→ **WHAT IS EXPECTED**:
Gather all lines from the material that contain "true".

════

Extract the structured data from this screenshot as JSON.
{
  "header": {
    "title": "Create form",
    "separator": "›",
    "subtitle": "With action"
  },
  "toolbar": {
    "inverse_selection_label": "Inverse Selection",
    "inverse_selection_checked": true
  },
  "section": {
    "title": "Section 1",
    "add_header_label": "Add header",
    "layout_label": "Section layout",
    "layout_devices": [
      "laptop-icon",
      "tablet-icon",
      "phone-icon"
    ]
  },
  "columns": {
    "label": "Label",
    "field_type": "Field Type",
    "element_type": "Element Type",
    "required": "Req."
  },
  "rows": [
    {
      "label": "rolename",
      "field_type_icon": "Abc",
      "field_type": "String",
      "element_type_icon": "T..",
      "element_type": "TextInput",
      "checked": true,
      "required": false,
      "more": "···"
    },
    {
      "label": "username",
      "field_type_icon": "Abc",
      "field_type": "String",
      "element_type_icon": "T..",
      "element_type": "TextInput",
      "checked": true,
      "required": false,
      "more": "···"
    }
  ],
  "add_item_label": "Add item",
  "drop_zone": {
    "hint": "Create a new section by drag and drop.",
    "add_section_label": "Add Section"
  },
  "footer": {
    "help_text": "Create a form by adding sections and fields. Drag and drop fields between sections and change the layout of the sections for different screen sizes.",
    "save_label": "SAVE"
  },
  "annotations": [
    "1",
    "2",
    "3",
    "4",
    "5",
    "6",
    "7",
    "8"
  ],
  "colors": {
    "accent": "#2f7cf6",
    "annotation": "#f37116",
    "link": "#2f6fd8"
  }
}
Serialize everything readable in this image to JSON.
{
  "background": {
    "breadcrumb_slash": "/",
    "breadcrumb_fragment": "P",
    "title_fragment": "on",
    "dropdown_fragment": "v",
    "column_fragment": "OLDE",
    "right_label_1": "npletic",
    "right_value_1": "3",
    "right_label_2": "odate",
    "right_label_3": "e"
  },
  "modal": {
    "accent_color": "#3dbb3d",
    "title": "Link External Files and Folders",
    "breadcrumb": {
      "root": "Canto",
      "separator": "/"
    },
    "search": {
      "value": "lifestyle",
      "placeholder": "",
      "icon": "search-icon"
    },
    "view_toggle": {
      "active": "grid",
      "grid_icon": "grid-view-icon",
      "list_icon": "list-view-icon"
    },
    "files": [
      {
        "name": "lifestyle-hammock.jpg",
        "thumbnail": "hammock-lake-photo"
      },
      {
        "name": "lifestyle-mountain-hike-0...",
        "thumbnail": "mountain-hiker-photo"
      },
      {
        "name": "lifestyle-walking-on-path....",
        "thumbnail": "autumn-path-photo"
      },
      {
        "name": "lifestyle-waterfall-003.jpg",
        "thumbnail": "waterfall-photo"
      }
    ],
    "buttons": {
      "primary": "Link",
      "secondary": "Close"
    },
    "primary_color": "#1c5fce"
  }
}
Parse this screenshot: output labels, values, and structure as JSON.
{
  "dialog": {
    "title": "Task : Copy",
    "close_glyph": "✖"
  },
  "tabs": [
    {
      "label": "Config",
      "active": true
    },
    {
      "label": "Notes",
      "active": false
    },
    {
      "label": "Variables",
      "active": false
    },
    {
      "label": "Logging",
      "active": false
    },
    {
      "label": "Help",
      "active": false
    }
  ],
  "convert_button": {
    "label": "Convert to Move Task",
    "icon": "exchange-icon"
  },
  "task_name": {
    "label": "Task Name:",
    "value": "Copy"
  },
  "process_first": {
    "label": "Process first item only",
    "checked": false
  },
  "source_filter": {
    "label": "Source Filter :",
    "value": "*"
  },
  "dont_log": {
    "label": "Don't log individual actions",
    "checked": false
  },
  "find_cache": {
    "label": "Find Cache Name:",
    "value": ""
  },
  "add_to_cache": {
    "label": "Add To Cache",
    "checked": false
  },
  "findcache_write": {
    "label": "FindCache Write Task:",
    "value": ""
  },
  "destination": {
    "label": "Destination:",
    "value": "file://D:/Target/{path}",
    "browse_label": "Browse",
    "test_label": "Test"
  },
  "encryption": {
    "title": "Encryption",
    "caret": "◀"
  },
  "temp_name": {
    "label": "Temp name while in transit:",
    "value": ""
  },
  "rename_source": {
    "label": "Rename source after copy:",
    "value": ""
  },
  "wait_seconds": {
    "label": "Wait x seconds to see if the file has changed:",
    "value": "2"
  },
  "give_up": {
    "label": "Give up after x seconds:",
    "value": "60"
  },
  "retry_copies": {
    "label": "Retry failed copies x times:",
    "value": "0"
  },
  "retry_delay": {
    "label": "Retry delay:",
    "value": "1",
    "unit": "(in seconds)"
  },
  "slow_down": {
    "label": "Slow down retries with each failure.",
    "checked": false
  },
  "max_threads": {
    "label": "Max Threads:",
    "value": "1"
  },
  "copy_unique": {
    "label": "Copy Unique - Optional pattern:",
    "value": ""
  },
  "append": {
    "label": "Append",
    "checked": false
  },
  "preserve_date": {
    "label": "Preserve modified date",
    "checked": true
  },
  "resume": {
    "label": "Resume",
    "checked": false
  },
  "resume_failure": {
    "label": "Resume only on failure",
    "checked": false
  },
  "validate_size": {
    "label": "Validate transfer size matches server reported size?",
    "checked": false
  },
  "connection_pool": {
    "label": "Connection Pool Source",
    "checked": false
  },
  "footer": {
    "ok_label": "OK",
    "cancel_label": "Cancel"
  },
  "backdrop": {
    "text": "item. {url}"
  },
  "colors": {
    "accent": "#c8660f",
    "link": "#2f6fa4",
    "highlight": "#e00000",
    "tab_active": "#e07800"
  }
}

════

→ **RESULT OF THIS TASK**:
    "inverse_selection_checked": true
      "checked": true,
      "checked": true,
      "active": true
    "checked": true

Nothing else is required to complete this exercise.